(Data records for software interfaces)
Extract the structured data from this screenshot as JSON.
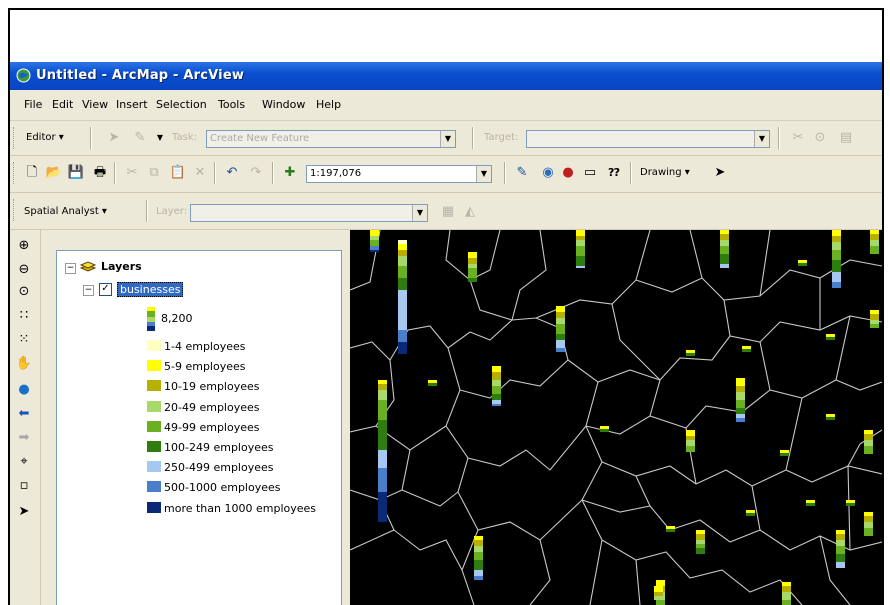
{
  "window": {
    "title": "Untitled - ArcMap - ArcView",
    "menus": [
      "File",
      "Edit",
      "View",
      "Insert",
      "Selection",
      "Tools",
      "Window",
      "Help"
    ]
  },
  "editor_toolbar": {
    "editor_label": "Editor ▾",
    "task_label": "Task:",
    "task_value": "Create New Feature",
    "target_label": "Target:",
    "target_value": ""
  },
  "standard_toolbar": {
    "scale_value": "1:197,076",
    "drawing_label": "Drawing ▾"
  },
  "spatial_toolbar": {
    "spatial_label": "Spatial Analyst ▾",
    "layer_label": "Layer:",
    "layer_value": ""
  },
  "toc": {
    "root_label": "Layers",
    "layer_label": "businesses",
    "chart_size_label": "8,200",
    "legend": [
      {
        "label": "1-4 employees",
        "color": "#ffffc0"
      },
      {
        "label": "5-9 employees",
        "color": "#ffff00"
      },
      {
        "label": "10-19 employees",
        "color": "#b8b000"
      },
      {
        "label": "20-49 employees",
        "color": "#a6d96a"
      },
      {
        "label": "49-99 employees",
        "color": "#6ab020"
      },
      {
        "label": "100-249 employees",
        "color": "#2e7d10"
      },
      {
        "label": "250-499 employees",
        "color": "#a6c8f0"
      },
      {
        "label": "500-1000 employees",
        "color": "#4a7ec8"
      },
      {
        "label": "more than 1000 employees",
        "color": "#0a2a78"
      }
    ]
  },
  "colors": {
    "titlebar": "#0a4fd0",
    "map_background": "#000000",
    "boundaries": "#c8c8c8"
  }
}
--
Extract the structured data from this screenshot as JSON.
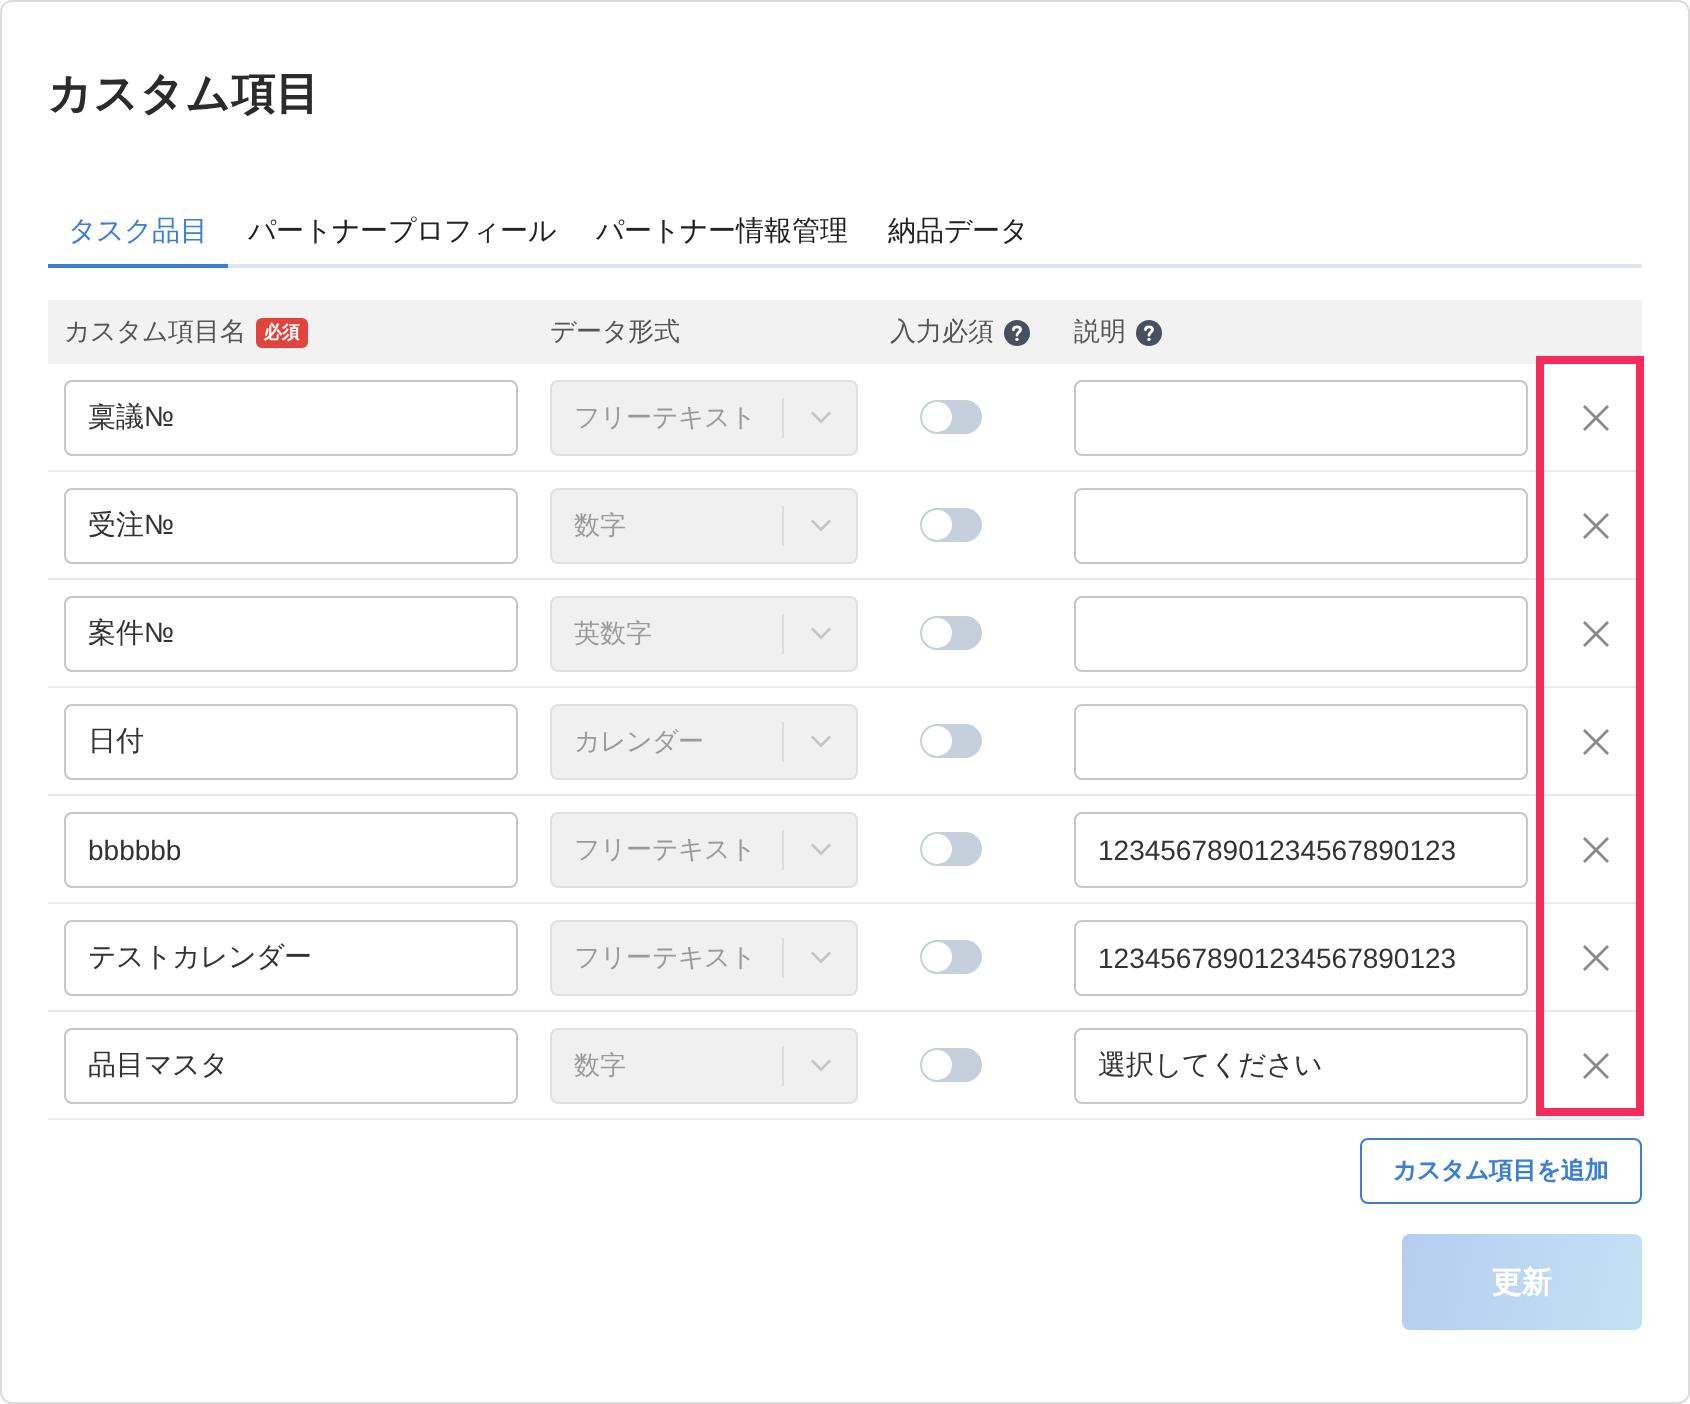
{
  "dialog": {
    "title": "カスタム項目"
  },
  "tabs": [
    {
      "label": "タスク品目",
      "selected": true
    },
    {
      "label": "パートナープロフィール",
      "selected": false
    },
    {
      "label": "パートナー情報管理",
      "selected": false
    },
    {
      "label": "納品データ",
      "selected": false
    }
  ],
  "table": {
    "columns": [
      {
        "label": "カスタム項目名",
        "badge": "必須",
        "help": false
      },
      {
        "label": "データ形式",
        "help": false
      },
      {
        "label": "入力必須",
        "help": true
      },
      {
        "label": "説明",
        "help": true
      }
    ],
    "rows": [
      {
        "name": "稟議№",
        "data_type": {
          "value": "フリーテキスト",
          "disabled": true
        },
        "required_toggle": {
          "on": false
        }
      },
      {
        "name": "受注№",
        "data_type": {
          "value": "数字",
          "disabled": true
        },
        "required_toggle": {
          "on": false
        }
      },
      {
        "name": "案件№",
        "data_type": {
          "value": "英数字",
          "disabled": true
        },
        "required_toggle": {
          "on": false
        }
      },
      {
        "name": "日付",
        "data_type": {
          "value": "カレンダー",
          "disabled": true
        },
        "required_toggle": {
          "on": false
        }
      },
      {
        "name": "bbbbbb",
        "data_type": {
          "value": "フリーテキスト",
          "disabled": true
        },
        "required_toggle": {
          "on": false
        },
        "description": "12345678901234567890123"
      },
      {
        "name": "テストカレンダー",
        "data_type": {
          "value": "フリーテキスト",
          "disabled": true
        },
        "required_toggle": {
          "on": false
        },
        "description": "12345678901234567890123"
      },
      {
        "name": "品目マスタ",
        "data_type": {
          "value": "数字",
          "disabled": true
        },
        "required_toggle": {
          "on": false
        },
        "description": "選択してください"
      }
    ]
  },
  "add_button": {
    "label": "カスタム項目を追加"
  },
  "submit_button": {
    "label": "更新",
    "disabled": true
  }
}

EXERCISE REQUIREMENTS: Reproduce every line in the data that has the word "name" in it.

SOLUTION TO THIS TASK:
        "name": "稟議№",
        "name": "受注№",
        "name": "案件№",
        "name": "日付",
        "name": "bbbbbb",
        "name": "テストカレンダー",
        "name": "品目マスタ",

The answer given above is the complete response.